As I got out my brand new 2011 calendar the other day and was going through the stacks of papers and emails in the “add to calendar” files, I found one about “The Film”. You know, that film, the one on human growth and development that they show to kids in upper elementary grades (well, there’s one for girls, and a different one for boys). Around here, there’s a film every year beginning in 4th grade and continuing thru 6th. The subjects get more “advanced” depending on the grade. And each time it’s shown, a letter is sent home to parents letting them know the date and also the date of the “parent preview” so parents can view it first. I guess some parents view it to see if they want their child to “opt out”, but I take time to go see it to stay on top of things, to try to discuss the subjects with my child first—I don’t want them to first learn about human sexuality from a film or from the students who will be buzzing about it that day. Since I already have a child in high school, you’d think I’ve “been there, done that” when it comes to those films and I wouldn’t need to go any more. But they change, and I forget what’s covered in each year’s anyway…so I go every year to see them, and then the pressure’s on to find time to discuss anything I haven’t already taught at home.
But when is the right time to discuss stuff like that, anyway? I always told my husband that I didn’t want to make sex and health topics uncomfortable for my kids by making them a “big deal”, by limiting them to The Talk, the okay-now-we-have-to-sit-down-and-discuss-something-important kind of talk like what our parents did with us. Squirm! Yuk! Aw, Mom! I heard an “expert” at a M.O.P.S. (Mothers of Preschoolers) meeting long ago say to work in these topics naturally and gradually, starting at a young age as kids are curious and start asking questions. I remember she talked about “teachable moments” like gardening.
But…what if these moments never come? She never told us what to do if our kids don’t ask a lot of questions about sex. Or if they ask them in the grocery store line when they’re old enough to read the nearby covers of Glamour and Cosmo. “Daddy, what does that mean—Twenty Ways to Make Him Scream for More?” Or if they ask them within earshot of a much younger sibling, and what you’d like to say to one might not be what you’d say to the other. It turned out I did have to have “The Talk” with each of my daughters, after all. With Allison, I at least tried to make it fun. We went on a mother-daughter overnight when she was 10, to a small town about 45 minutes away. I called it “Secrets and Surprises” weekend—there were surprises to be had (she got to get a pedicure with me and get her ears pierced) and secrets to be learned (the birds, the bees, the tooth fairy, and Santa Claus). (A friend of mine joked that the male version of that weekend would be called “Farts and Fantasies” )
With Emmie, as usual for the second child, she got the short end of the deal.
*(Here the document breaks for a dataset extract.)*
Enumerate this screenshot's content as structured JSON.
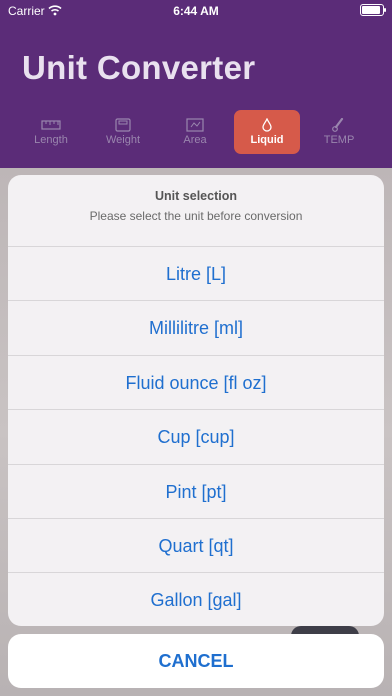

I was too busy to squeeze in a weekend trip, and the first “film” was fast approaching. She literally learned about the birds and the bees in the backseat of a car—my “aravan”, to be exact. I’d checked out a few books from the library to help (there’s a great one by “Arthur” creator Marc Brown and his wife) and we’d gone to a local park, only it was too cold to sit outside so we sat in the car, side by side.
After I’d had The Talk with Emmie, teachable moments could finally happen more openly around here. It’s amazing what can serve as springboards to further discussion—teen moms, pop song lyrics, movies, Don’t Ask Don’t Tell in the news… even the growth and development films can be a great reason to talk, even if I don’t have to discuss anything beforehand. Soon after it’s shown to the kids, I’ll usually ask questions like “How did it go? What did you think of it? Wasn’t that cartoon part weird? What kinds of questions were asked at the end? How did the nurse answer them?”
So when I attend my 6th and final parent “film” preview next week, I don’t know if I should bring popcorn (to celebrate) or soda (to cry in)… Once public school kids around here hit 7th grade, they’re only required to complete one semester of Health before high school graduation, with only a couple days spent on human development and STDs. Just as they become teenagers, and society bombards them with all sorts of sexual messages, and just when their own body is going through lots of changes. Just when they probably have a lot more questions. And just when they don’t want to talk as much with Mom or Dad. And in Texas, which has one of the highest teen pregnancy rates in the nation, the schools are severely limited in what they can teach in Health class.
If I could, I guess I’d bring both popcorn and soda. ‘Cause I think the school and I have done a pretty good job with sex education so far, but going forward, it sure would be nice to have a little more help.